They might sound like an odd stocking stuffer, but Kuhn Ricon’s red and green sheathed carbon-steel paring knives ($9.95 each) will come in handy throughout the year. The ultra-sharp blades, available at Sur la Table (locations in Friendship Heights, Tysons Corner, and Pentagon City), are used by nearly all the cooks whipping up 29-course dinners at José Andrés’s Penn Quarter micro-restaurant Minibar.
You’ve just raided the cheese counter at Cowgirl Creamery or Cheesetique—are you really going to serve that clothbound cheddar and cave-aged Gruyère on a plain old white plate? One beautiful alternative is the organically formed (and, at $170, very expensive) oak cheese board and knife from Georg Jensen. If you don’t feel like shelling out that much, Crate and Barrel (seven area locations) offers a gently priced but still cool-looking olivewood cheese board for $15.95.
Give far-flung relatives a taste of the Chesapeake with a batch of Chris Hoge’s jumbo-lump crabcakes ($144 per dozen). The five-ounce, low-on-filler patties, typically sold at the Dupont Circle FreshFarm market, are also available gluten-free. The perfect companion: organic cotton napkins printed with intricately drawn crabs ($26 each at Ortolan Organic)
DC, Maryland, and Virginia Cookie Cutters
For bakers with hometown pride, pick up cookie cutters in the shape of DC, Maryland, or Virginia ($1.75 each) at Hill’s Kitchen (713 D St., SE; 202-543-1997). Politicos will like the cutter that resembles the Capitol dome ($3.25). Complete the gift with high-quality vanilla from Nielsen-Massey ($19 for eight ounces) and a brightly colored oven mitt ($7.95).
Ad Hoc at Home by Thomas Keller
Superstar chef Thomas Keller released his fourth cookbook ($35) this fall, with recipes from the casual cafe, Ad Hoc, next to his famed French Laundry in Napa Valley.

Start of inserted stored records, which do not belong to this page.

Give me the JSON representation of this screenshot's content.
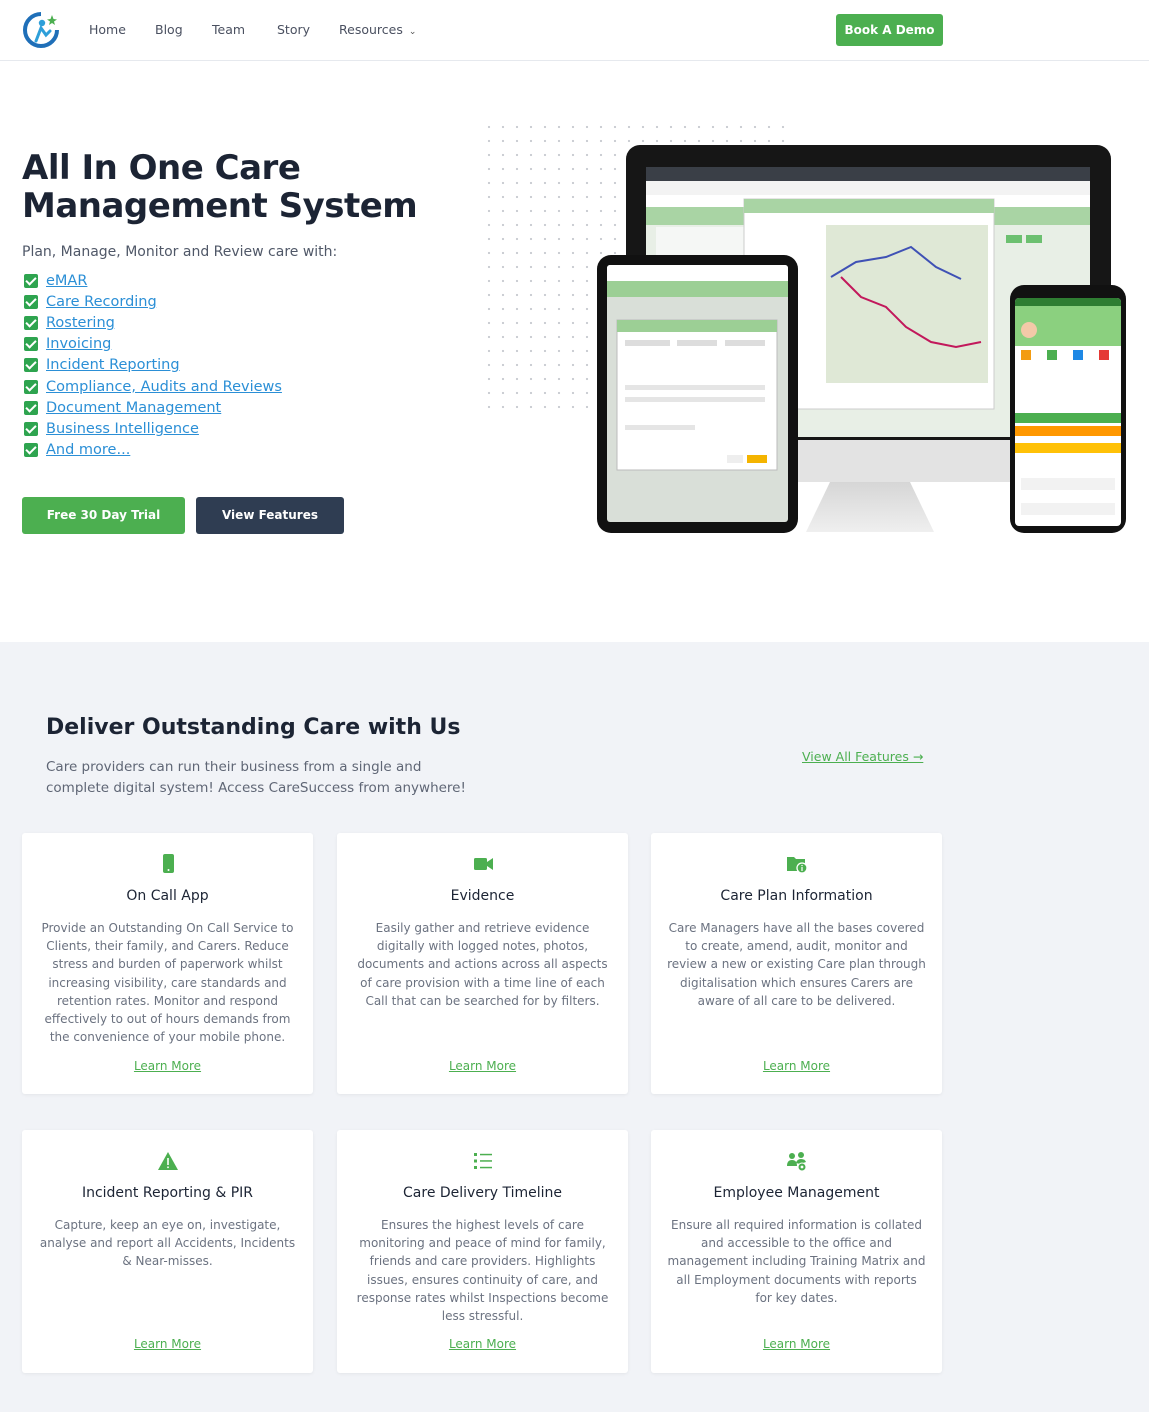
{
  "nav": {
    "logo": "caresuccess-logo-icon",
    "links": [
      "Home",
      "Blog",
      "Team",
      "Story",
      "Resources"
    ],
    "cta": "Book A Demo"
  },
  "hero": {
    "title": "All In One Care Management System",
    "subtitle": "Plan, Manage, Monitor and Review care with:",
    "features": [
      "eMAR",
      "Care Recording",
      "Rostering",
      "Invoicing",
      "Incident Reporting",
      "Compliance, Audits and Reviews",
      "Document Management",
      "Business Intelligence",
      "And more..."
    ],
    "primary_cta": "Free 30 Day Trial",
    "secondary_cta": "View Features"
  },
  "section": {
    "title": "Deliver Outstanding Care with Us",
    "subtitle": "Care providers can run their business from a single and complete digital system! Access CareSuccess from anywhere!",
    "view_all": "View All Features →"
  },
  "cards": [
    {
      "icon": "mobile-phone-icon",
      "title": "On Call App",
      "desc": "Provide an Outstanding On Call Service to Clients, their family, and Carers. Reduce stress and burden of paperwork whilst increasing visibility, care standards and retention rates. Monitor and respond effectively to out of hours demands from the convenience of your mobile phone.",
      "link": "Learn More"
    },
    {
      "icon": "video-camera-icon",
      "title": "Evidence",
      "desc": "Easily gather and retrieve evidence digitally with logged notes, photos, documents and actions across all aspects of care provision with a time line of each Call that can be searched for by filters.",
      "link": "Learn More"
    },
    {
      "icon": "folder-info-icon",
      "title": "Care Plan Information",
      "desc": "Care Managers have all the bases covered to create, amend, audit, monitor and review a new or existing Care plan through digitalisation which ensures Carers are aware of all care to be delivered.",
      "link": "Learn More"
    },
    {
      "icon": "warning-triangle-icon",
      "title": "Incident Reporting & PIR",
      "desc": "Capture, keep an eye on, investigate, analyse and report all Accidents, Incidents & Near-misses.",
      "link": "Learn More"
    },
    {
      "icon": "list-icon",
      "title": "Care Delivery Timeline",
      "desc": "Ensures the highest levels of care monitoring and peace of mind for family, friends and care providers. Highlights issues, ensures continuity of care, and response rates whilst Inspections become less stressful.",
      "link": "Learn More"
    },
    {
      "icon": "users-cog-icon",
      "title": "Employee Management",
      "desc": "Ensure all required information is collated and accessible to the office and management including Training Matrix and all Employment documents with reports for key dates.",
      "link": "Learn More"
    }
  ],
  "colors": {
    "accent": "#4caf50",
    "dark": "#2f3d52",
    "link": "#2b8fd6",
    "section_bg": "#f1f3f7"
  }
}
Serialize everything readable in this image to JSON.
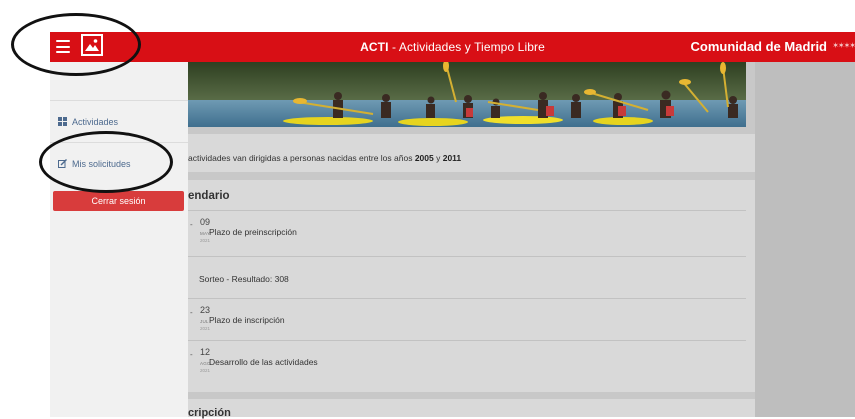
{
  "header": {
    "title_bold": "ACTI",
    "title_rest": " - Actividades y Tiempo Libre",
    "brand": "Comunidad de Madrid",
    "stars": "✶✶✶✶"
  },
  "sidebar": {
    "items": [
      {
        "label": "Actividades",
        "icon": "grid-icon"
      },
      {
        "label": "Mis solicitudes",
        "icon": "edit-icon"
      }
    ],
    "logout_label": "Cerrar sesión"
  },
  "intro": {
    "text": "actividades van dirigidas a personas nacidas entre los años ",
    "year_from": "2005",
    "joiner": " y ",
    "year_to": "2011"
  },
  "calendar": {
    "title": "endario",
    "events": [
      {
        "dash": "-",
        "day": "09",
        "month": "MAY",
        "year": "2021",
        "label": "Plazo de preinscripción"
      },
      {
        "dash": "",
        "day": "",
        "month": "",
        "year": "",
        "label": "Sorteo - Resultado: 308"
      },
      {
        "dash": "-",
        "day": "23",
        "month": "JUL",
        "year": "2021",
        "label": "Plazo de inscripción"
      },
      {
        "dash": "-",
        "day": "12",
        "month": "AGO",
        "year": "2021",
        "label": "Desarrollo de las actividades"
      }
    ]
  },
  "bottom_section": {
    "title": "cripción"
  },
  "colors": {
    "brand_red": "#d80f15",
    "logout_red": "#d83c3c"
  }
}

Rachael Harriman, chef of Sou’Wester near DC’s Southwest waterfront, is a big fan: “Even if you don’t cook out of it, it’s an overall beautiful book, even for a coffee-table.” And if you’re jonesing for picnic fare but don’t have the stamina for Keller’s recipes, pick up his fried chicken kit ($14.95) plus potato salad ($14) and cole slaw ($12.50) dressings at Williams-Sonoma.
The Washington area has a lot of great eateries, but a terrific Jewish deli is not among them. One of the best out there is Katz’s Delicatessen on New York’s Lower East Side, which comes to the rescue with mail-orders of their meltingly delicious pastrami, brisket, and corned beef ($23.75 per pound each). For even more authenticity, throw in a loaf of their seedless rye ($10.95 for a full loaf, $5.50 for a half) and a bucket of sour and half-sour pickles ($13.95 per five pound bucket).